Ah, the city of brotherly love. It’s a hard-scrabble town filled with great people and even better food. While the city is filled with all sorts of immigrant communities slinging their impeccable culinary wares, Philadelphia’s crown jewel is, of course, the Philly Cheesesteak.
We recommend visiting Philly to try out the genuine article, but if you don’t live in the area, we’ll teach you how to make the best cheesesteak you can in your very own kitchen.
The Anatomy of a Philly Cheesesteak
The Philly Cheesesteak was invented in the 1930s by a Philadelphian hot dog vendor named Pat Olivieri. Bored by serving his traditional sausage rolls, Pat decided to buy some beef from a local butcher, chop it up, and serve it on an Italian hoagie, and thusly the cheesesteak was born.
Since then, the recipe has barely changed. We’ll walk you through the anatomy of a cheesesteak here.
When composing a Philly Cheesesteak at home, you cannot skimp out on the bread. The rolls you use must be chewy, with a crisp, flaky outer shell. This is a messy sandwich, so you need a hearty roll that can soak up the slop and keep its structure.
Low-quality meat is usually the nail in the coffin for any meal, but here, the quality of the meat hardly matters. If you visit an authentic cheesesteak shop in Philadelphia, they’ll be using some pretty low-quality meat, too, so don’t bother going for the pricy stuff.

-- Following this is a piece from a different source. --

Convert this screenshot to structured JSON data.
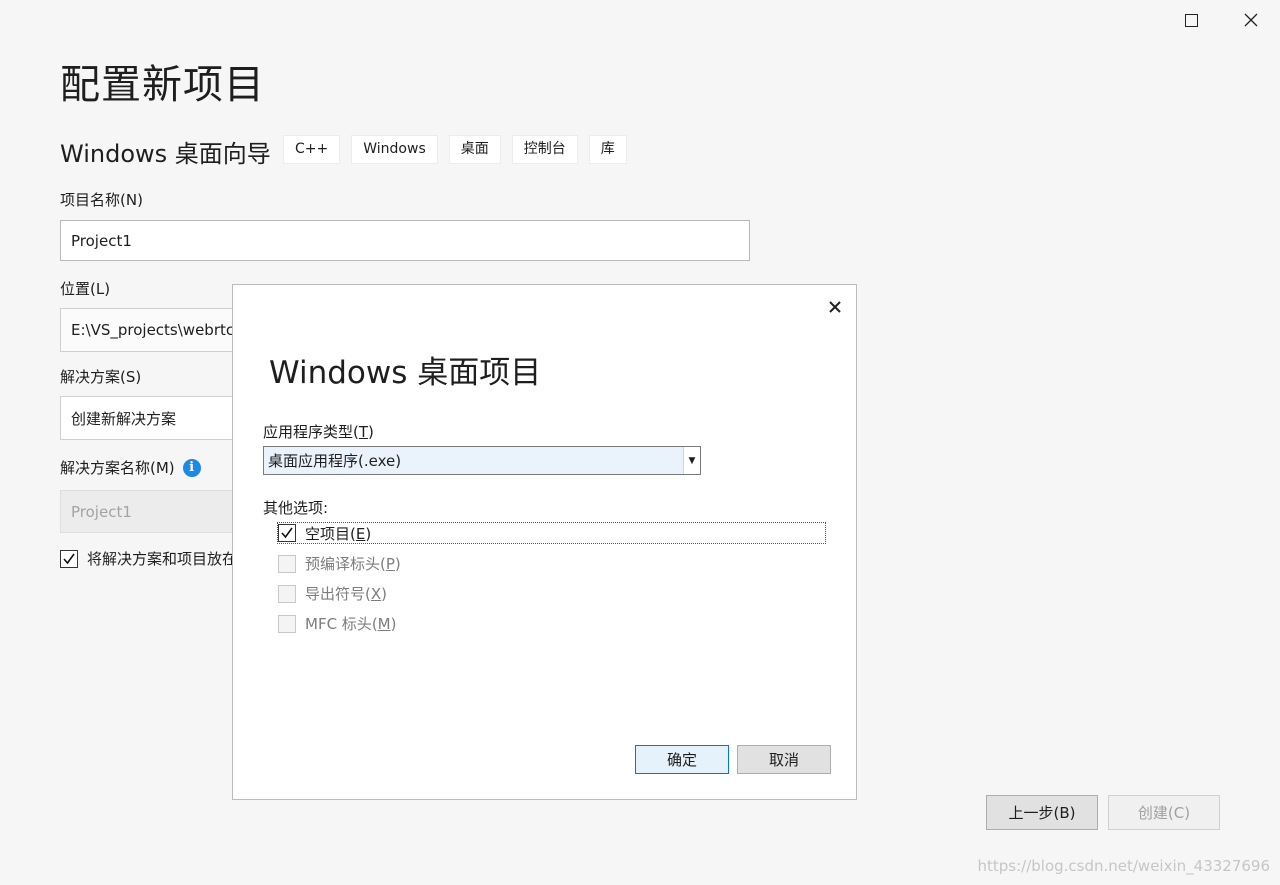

It’s a working man’s meal – essentially gourmet junk food – so go to the grocery and find the cheapest rib-eye beef you can find, sautee it with a neutral oil until it browns, and either slice or chop it up fine.
Typically, you’ll find Philly Cheesesteak is topped with either provolone, American cheddar, or…Cheese Whiz. It may sound odd, but we promise you that the latter option is the best choice for a cheesesteak. Its meltiness perfectly coats an otherwise bland cut of meat better than any other cheese.
Trying a “Whiz” at Boos in Philadelphia will teach you more about why it’s the best option.
Lastly, a Philly Cheesesteak would not be complete without the onions, which typically come fried, grilled, or sauteed. No matter how you cook ’em, they’ve got to be a soft golden-brown.
When adding them to the sandwich, you can do it one of two ways. You can dice them and incorporate them with the meat, or you can julienne them, dressing them on top of the sandwich.
Once the onions are on, you’ve got the perfect cheesesteak!
Craving More Foodie Content?
So there you have it. That’s how you make a delicious Philly Cheesesteak. It’s a simple sandwich for simple people made with ingredients you can buy for cents on the dollar at any grocery store worth its salt.
If you’re craving even more foodie content, be sure to check out the rest of the Food section of our website!